(EXERCISE MATERIAL)
=-=-=
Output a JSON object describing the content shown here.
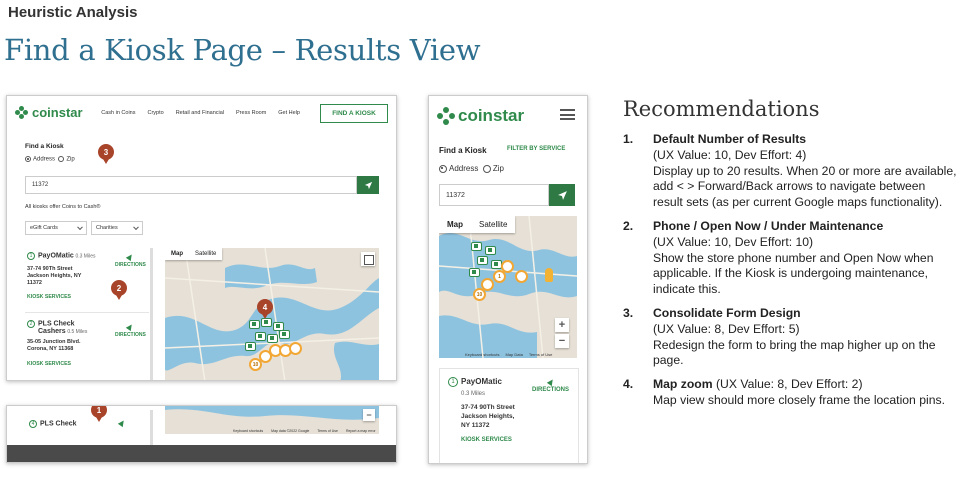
{
  "header": {
    "eyebrow": "Heuristic Analysis",
    "title": "Find a Kiosk Page – Results View"
  },
  "colors": {
    "brand_green": "#2f8a4b",
    "title_blue": "#2f6f8f",
    "badge": "#a8442a",
    "pin_ring": "#f2a735"
  },
  "desktop": {
    "logo": "coinstar",
    "nav": [
      "Cash in Coins",
      "Crypto",
      "Retail and Financial",
      "Press Room",
      "Get Help"
    ],
    "find_kiosk_button": "FIND A KIOSK",
    "find_label": "Find a Kiosk",
    "radio_address": "Address",
    "radio_zip": "Zip",
    "search_value": "11372",
    "notice": "All kiosks offer Coins to Cash®",
    "filter_1": "eGift Cards",
    "filter_2": "Charities",
    "results": [
      {
        "num": "1",
        "name": "PayOMatic",
        "distance": "0.3 Miles",
        "address_1": "37-74 90Th Street",
        "address_2": "Jackson Heights, NY",
        "address_3": "11372",
        "services": "KIOSK SERVICES",
        "directions": "DIRECTIONS"
      },
      {
        "num": "2",
        "name": "PLS Check",
        "name_2": "Cashers",
        "distance": "0.5 Miles",
        "address_1": "35-05 Junction Blvd.",
        "address_2": "Corona, NY 11368",
        "services": "KIOSK SERVICES",
        "directions": "DIRECTIONS"
      }
    ],
    "map_tabs": [
      "Map",
      "Satellite"
    ],
    "badges": [
      "3",
      "2",
      "4",
      "1"
    ],
    "cluster_labels": [
      "10"
    ],
    "second_view": {
      "result_num": "4",
      "result_name": "PLS Check",
      "map_footer": [
        "Keyboard shortcuts",
        "Map data ©2022 Google",
        "Terms of Use",
        "Report a map error"
      ]
    }
  },
  "mobile": {
    "logo": "coinstar",
    "find_label": "Find a Kiosk",
    "filter_label": "FILTER BY SERVICE",
    "radio_address": "Address",
    "radio_zip": "Zip",
    "search_value": "11372",
    "map_tabs": [
      "Map",
      "Satellite"
    ],
    "cluster_labels": [
      "1",
      "10"
    ],
    "map_footer": [
      "Keyboard shortcuts",
      "Map Data",
      "Terms of Use"
    ],
    "zoom_in": "+",
    "zoom_out": "−",
    "result": {
      "num": "1",
      "name": "PayOMatic",
      "distance": "0.3 Miles",
      "address_1": "37-74 90Th Street",
      "address_2": "Jackson Heights,",
      "address_3": "NY 11372",
      "services": "KIOSK SERVICES",
      "directions": "DIRECTIONS"
    }
  },
  "recommendations": {
    "title": "Recommendations",
    "items": [
      {
        "num": "1.",
        "heading": "Default Number of Results",
        "value": "(UX Value: 10, Dev Effort: 4)",
        "body": "Display up to 20 results. When 20 or more are available, add < > Forward/Back arrows to navigate between result sets (as per current Google maps functionality)."
      },
      {
        "num": "2.",
        "heading": "Phone / Open Now / Under Maintenance",
        "value": "(UX Value: 10, Dev Effort: 10)",
        "body": "Show the store phone number and Open Now when applicable. If the Kiosk is undergoing maintenance, indicate this."
      },
      {
        "num": "3.",
        "heading": "Consolidate Form Design",
        "value": "(UX Value: 8, Dev Effort: 5)",
        "body": "Redesign the form to bring the map higher up on the page."
      },
      {
        "num": "4.",
        "heading": "Map zoom",
        "value": "(UX Value: 8, Dev Effort: 2)",
        "body": "Map view should more closely frame the location pins."
      }
    ]
  }
}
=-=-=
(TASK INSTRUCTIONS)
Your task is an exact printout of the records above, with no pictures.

(TASK RESULT)
Output a JSON object describing the content shown here.
{
  "header": {
    "eyebrow": "Heuristic Analysis",
    "title": "Find a Kiosk Page – Results View"
  },
  "colors": {
    "brand_green": "#2f8a4b",
    "title_blue": "#2f6f8f",
    "badge": "#a8442a",
    "pin_ring": "#f2a735"
  },
  "desktop": {
    "logo": "coinstar",
    "nav": [
      "Cash in Coins",
      "Crypto",
      "Retail and Financial",
      "Press Room",
      "Get Help"
    ],
    "find_kiosk_button": "FIND A KIOSK",
    "find_label": "Find a Kiosk",
    "radio_address": "Address",
    "radio_zip": "Zip",
    "search_value": "11372",
    "notice": "All kiosks offer Coins to Cash®",
    "filter_1": "eGift Cards",
    "filter_2": "Charities",
    "results": [
      {
        "num": "1",
        "name": "PayOMatic",
        "distance": "0.3 Miles",
        "address_1": "37-74 90Th Street",
        "address_2": "Jackson Heights, NY",
        "address_3": "11372",
        "services": "KIOSK SERVICES",
        "directions": "DIRECTIONS"
      },
      {
        "num": "2",
        "name": "PLS Check",
        "name_2": "Cashers",
        "distance": "0.5 Miles",
        "address_1": "35-05 Junction Blvd.",
        "address_2": "Corona, NY 11368",
        "services": "KIOSK SERVICES",
        "directions": "DIRECTIONS"
      }
    ],
    "map_tabs": [
      "Map",
      "Satellite"
    ],
    "badges": [
      "3",
      "2",
      "4",
      "1"
    ],
    "cluster_labels": [
      "10"
    ],
    "second_view": {
      "result_num": "4",
      "result_name": "PLS Check",
      "map_footer": [
        "Keyboard shortcuts",
        "Map data ©2022 Google",
        "Terms of Use",
        "Report a map error"
      ]
    }
  },
  "mobile": {
    "logo": "coinstar",
    "find_label": "Find a Kiosk",
    "filter_label": "FILTER BY SERVICE",
    "radio_address": "Address",
    "radio_zip": "Zip",
    "search_value": "11372",
    "map_tabs": [
      "Map",
      "Satellite"
    ],
    "cluster_labels": [
      "1",
      "10"
    ],
    "map_footer": [
      "Keyboard shortcuts",
      "Map Data",
      "Terms of Use"
    ],
    "zoom_in": "+",
    "zoom_out": "−",
    "result": {
      "num": "1",
      "name": "PayOMatic",
      "distance": "0.3 Miles",
      "address_1": "37-74 90Th Street",
      "address_2": "Jackson Heights,",
      "address_3": "NY 11372",
      "services": "KIOSK SERVICES",
      "directions": "DIRECTIONS"
    }
  },
  "recommendations": {
    "title": "Recommendations",
    "items": [
      {
        "num": "1.",
        "heading": "Default Number of Results",
        "value": "(UX Value: 10, Dev Effort: 4)",
        "body": "Display up to 20 results. When 20 or more are available, add < > Forward/Back arrows to navigate between result sets (as per current Google maps functionality)."
      },
      {
        "num": "2.",
        "heading": "Phone / Open Now / Under Maintenance",
        "value": "(UX Value: 10, Dev Effort: 10)",
        "body": "Show the store phone number and Open Now when applicable. If the Kiosk is undergoing maintenance, indicate this."
      },
      {
        "num": "3.",
        "heading": "Consolidate Form Design",
        "value": "(UX Value: 8, Dev Effort: 5)",
        "body": "Redesign the form to bring the map higher up on the page."
      },
      {
        "num": "4.",
        "heading": "Map zoom",
        "value": "(UX Value: 8, Dev Effort: 2)",
        "body": "Map view should more closely frame the location pins."
      }
    ]
  }
}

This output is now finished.